Assignment
From the first line to the last, write out the data below exactly.

Data records
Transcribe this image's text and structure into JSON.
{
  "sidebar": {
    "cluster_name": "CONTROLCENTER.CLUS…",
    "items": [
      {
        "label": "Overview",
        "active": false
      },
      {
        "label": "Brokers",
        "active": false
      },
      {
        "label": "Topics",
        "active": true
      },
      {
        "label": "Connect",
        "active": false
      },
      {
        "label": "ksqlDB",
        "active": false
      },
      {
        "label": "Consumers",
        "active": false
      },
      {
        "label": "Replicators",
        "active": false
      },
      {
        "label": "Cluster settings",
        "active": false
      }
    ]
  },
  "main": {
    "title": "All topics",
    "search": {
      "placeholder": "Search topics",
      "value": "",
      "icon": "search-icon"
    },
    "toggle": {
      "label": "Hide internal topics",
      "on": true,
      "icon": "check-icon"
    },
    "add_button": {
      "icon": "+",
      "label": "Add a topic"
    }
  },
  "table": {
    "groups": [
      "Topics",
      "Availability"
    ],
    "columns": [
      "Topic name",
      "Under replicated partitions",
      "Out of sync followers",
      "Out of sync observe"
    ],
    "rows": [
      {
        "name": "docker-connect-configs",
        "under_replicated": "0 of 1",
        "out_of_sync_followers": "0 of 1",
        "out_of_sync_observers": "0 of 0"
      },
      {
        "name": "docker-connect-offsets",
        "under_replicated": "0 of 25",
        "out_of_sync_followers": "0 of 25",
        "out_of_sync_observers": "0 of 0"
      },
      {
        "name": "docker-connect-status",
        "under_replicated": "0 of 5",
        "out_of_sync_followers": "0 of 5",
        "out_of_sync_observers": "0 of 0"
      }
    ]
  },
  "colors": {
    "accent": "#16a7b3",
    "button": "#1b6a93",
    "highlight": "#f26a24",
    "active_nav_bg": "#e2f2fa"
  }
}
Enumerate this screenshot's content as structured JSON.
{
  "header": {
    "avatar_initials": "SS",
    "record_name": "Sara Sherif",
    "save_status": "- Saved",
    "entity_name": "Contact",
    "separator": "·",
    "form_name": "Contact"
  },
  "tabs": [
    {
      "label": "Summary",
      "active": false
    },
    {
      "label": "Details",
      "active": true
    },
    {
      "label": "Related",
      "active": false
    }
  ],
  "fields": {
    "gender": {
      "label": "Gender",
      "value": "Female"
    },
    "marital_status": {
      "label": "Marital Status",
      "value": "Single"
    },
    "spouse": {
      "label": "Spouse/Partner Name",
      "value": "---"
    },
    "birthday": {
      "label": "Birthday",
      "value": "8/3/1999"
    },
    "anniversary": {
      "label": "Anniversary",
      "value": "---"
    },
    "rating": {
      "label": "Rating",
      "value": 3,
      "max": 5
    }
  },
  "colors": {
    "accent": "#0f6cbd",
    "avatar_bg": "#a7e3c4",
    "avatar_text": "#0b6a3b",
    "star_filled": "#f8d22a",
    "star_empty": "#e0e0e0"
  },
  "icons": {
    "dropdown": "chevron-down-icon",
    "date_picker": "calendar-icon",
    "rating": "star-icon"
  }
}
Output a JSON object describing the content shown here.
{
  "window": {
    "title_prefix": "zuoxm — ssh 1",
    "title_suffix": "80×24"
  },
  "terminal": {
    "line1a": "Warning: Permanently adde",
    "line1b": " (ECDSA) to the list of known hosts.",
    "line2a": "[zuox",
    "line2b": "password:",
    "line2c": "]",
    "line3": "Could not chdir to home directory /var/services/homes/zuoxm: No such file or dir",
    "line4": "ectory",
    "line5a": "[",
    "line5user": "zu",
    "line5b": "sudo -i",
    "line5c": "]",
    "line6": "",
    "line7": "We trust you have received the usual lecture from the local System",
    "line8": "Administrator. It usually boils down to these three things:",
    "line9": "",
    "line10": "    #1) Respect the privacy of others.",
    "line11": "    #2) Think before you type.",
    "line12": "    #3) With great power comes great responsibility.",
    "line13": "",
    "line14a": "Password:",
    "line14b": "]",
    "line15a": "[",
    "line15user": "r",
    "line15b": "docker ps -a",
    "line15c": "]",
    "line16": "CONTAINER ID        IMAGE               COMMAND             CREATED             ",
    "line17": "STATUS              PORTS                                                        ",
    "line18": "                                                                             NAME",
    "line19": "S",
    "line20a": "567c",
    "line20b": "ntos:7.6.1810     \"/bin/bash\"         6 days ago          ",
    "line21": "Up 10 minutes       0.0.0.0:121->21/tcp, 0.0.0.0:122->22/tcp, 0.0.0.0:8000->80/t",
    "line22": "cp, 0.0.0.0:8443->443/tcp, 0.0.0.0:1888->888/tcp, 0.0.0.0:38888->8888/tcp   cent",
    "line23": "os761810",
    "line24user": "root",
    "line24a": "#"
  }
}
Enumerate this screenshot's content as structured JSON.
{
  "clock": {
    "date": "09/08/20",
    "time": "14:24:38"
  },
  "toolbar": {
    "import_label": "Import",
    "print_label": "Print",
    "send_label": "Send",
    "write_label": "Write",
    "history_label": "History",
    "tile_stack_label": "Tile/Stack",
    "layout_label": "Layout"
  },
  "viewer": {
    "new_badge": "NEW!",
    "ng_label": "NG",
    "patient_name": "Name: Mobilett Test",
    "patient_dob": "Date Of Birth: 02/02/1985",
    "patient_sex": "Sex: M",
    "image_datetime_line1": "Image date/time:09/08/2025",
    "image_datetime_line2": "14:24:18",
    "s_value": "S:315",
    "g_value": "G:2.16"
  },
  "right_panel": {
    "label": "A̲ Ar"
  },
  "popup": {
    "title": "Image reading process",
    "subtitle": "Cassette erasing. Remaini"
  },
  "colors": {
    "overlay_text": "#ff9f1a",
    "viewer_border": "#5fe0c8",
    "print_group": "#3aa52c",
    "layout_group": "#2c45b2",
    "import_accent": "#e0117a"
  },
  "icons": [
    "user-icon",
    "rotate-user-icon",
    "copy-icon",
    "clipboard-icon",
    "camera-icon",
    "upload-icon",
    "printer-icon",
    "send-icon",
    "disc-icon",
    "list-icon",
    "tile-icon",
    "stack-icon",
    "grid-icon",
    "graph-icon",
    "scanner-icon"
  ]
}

Your response
Transcribe this image's text and structure into JSON.
{
  "sidebar": {
    "cluster_name": "CONTROLCENTER.CLUS…",
    "items": [
      {
        "label": "Overview",
        "active": false
      },
      {
        "label": "Brokers",
        "active": false
      },
      {
        "label": "Topics",
        "active": true
      },
      {
        "label": "Connect",
        "active": false
      },
      {
        "label": "ksqlDB",
        "active": false
      },
      {
        "label": "Consumers",
        "active": false
      },
      {
        "label": "Replicators",
        "active": false
      },
      {
        "label": "Cluster settings",
        "active": false
      }
    ]
  },
  "main": {
    "title": "All topics",
    "search": {
      "placeholder": "Search topics",
      "value": "",
      "icon": "search-icon"
    },
    "toggle": {
      "label": "Hide internal topics",
      "on": true,
      "icon": "check-icon"
    },
    "add_button": {
      "icon": "+",
      "label": "Add a topic"
    }
  },
  "table": {
    "groups": [
      "Topics",
      "Availability"
    ],
    "columns": [
      "Topic name",
      "Under replicated partitions",
      "Out of sync followers",
      "Out of sync observe"
    ],
    "rows": [
      {
        "name": "docker-connect-configs",
        "under_replicated": "0 of 1",
        "out_of_sync_followers": "0 of 1",
        "out_of_sync_observers": "0 of 0"
      },
      {
        "name": "docker-connect-offsets",
        "under_replicated": "0 of 25",
        "out_of_sync_followers": "0 of 25",
        "out_of_sync_observers": "0 of 0"
      },
      {
        "name": "docker-connect-status",
        "under_replicated": "0 of 5",
        "out_of_sync_followers": "0 of 5",
        "out_of_sync_observers": "0 of 0"
      }
    ]
  },
  "colors": {
    "accent": "#16a7b3",
    "button": "#1b6a93",
    "highlight": "#f26a24",
    "active_nav_bg": "#e2f2fa"
  }
}
Enumerate this screenshot's content as structured JSON.
{
  "header": {
    "avatar_initials": "SS",
    "record_name": "Sara Sherif",
    "save_status": "- Saved",
    "entity_name": "Contact",
    "separator": "·",
    "form_name": "Contact"
  },
  "tabs": [
    {
      "label": "Summary",
      "active": false
    },
    {
      "label": "Details",
      "active": true
    },
    {
      "label": "Related",
      "active": false
    }
  ],
  "fields": {
    "gender": {
      "label": "Gender",
      "value": "Female"
    },
    "marital_status": {
      "label": "Marital Status",
      "value": "Single"
    },
    "spouse": {
      "label": "Spouse/Partner Name",
      "value": "---"
    },
    "birthday": {
      "label": "Birthday",
      "value": "8/3/1999"
    },
    "anniversary": {
      "label": "Anniversary",
      "value": "---"
    },
    "rating": {
      "label": "Rating",
      "value": 3,
      "max": 5
    }
  },
  "colors": {
    "accent": "#0f6cbd",
    "avatar_bg": "#a7e3c4",
    "avatar_text": "#0b6a3b",
    "star_filled": "#f8d22a",
    "star_empty": "#e0e0e0"
  },
  "icons": {
    "dropdown": "chevron-down-icon",
    "date_picker": "calendar-icon",
    "rating": "star-icon"
  }
}
Output a JSON object describing the content shown here.
{
  "window": {
    "title_prefix": "zuoxm — ssh 1",
    "title_suffix": "80×24"
  },
  "terminal": {
    "line1a": "Warning: Permanently adde",
    "line1b": " (ECDSA) to the list of known hosts.",
    "line2a": "[zuox",
    "line2b": "password:",
    "line2c": "]",
    "line3": "Could not chdir to home directory /var/services/homes/zuoxm: No such file or dir",
    "line4": "ectory",
    "line5a": "[",
    "line5user": "zu",
    "line5b": "sudo -i",
    "line5c": "]",
    "line6": "",
    "line7": "We trust you have received the usual lecture from the local System",
    "line8": "Administrator. It usually boils down to these three things:",
    "line9": "",
    "line10": "    #1) Respect the privacy of others.",
    "line11": "    #2) Think before you type.",
    "line12": "    #3) With great power comes great responsibility.",
    "line13": "",
    "line14a": "Password:",
    "line14b": "]",
    "line15a": "[",
    "line15user": "r",
    "line15b": "docker ps -a",
    "line15c": "]",
    "line16": "CONTAINER ID        IMAGE               COMMAND             CREATED             ",
    "line17": "STATUS              PORTS                                                        ",
    "line18": "                                                                             NAME",
    "line19": "S",
    "line20a": "567c",
    "line20b": "ntos:7.6.1810     \"/bin/bash\"         6 days ago          ",
    "line21": "Up 10 minutes       0.0.0.0:121->21/tcp, 0.0.0.0:122->22/tcp, 0.0.0.0:8000->80/t",
    "line22": "cp, 0.0.0.0:8443->443/tcp, 0.0.0.0:1888->888/tcp, 0.0.0.0:38888->8888/tcp   cent",
    "line23": "os761810",
    "line24user": "root",
    "line24a": "#"
  }
}
Enumerate this screenshot's content as structured JSON.
{
  "clock": {
    "date": "09/08/20",
    "time": "14:24:38"
  },
  "toolbar": {
    "import_label": "Import",
    "print_label": "Print",
    "send_label": "Send",
    "write_label": "Write",
    "history_label": "History",
    "tile_stack_label": "Tile/Stack",
    "layout_label": "Layout"
  },
  "viewer": {
    "new_badge": "NEW!",
    "ng_label": "NG",
    "patient_name": "Name: Mobilett Test",
    "patient_dob": "Date Of Birth: 02/02/1985",
    "patient_sex": "Sex: M",
    "image_datetime_line1": "Image date/time:09/08/2025",
    "image_datetime_line2": "14:24:18",
    "s_value": "S:315",
    "g_value": "G:2.16"
  },
  "right_panel": {
    "label": "A̲ Ar"
  },
  "popup": {
    "title": "Image reading process",
    "subtitle": "Cassette erasing. Remaini"
  },
  "colors": {
    "overlay_text": "#ff9f1a",
    "viewer_border": "#5fe0c8",
    "print_group": "#3aa52c",
    "layout_group": "#2c45b2",
    "import_accent": "#e0117a"
  },
  "icons": [
    "user-icon",
    "rotate-user-icon",
    "copy-icon",
    "clipboard-icon",
    "camera-icon",
    "upload-icon",
    "printer-icon",
    "send-icon",
    "disc-icon",
    "list-icon",
    "tile-icon",
    "stack-icon",
    "grid-icon",
    "graph-icon",
    "scanner-icon"
  ]
}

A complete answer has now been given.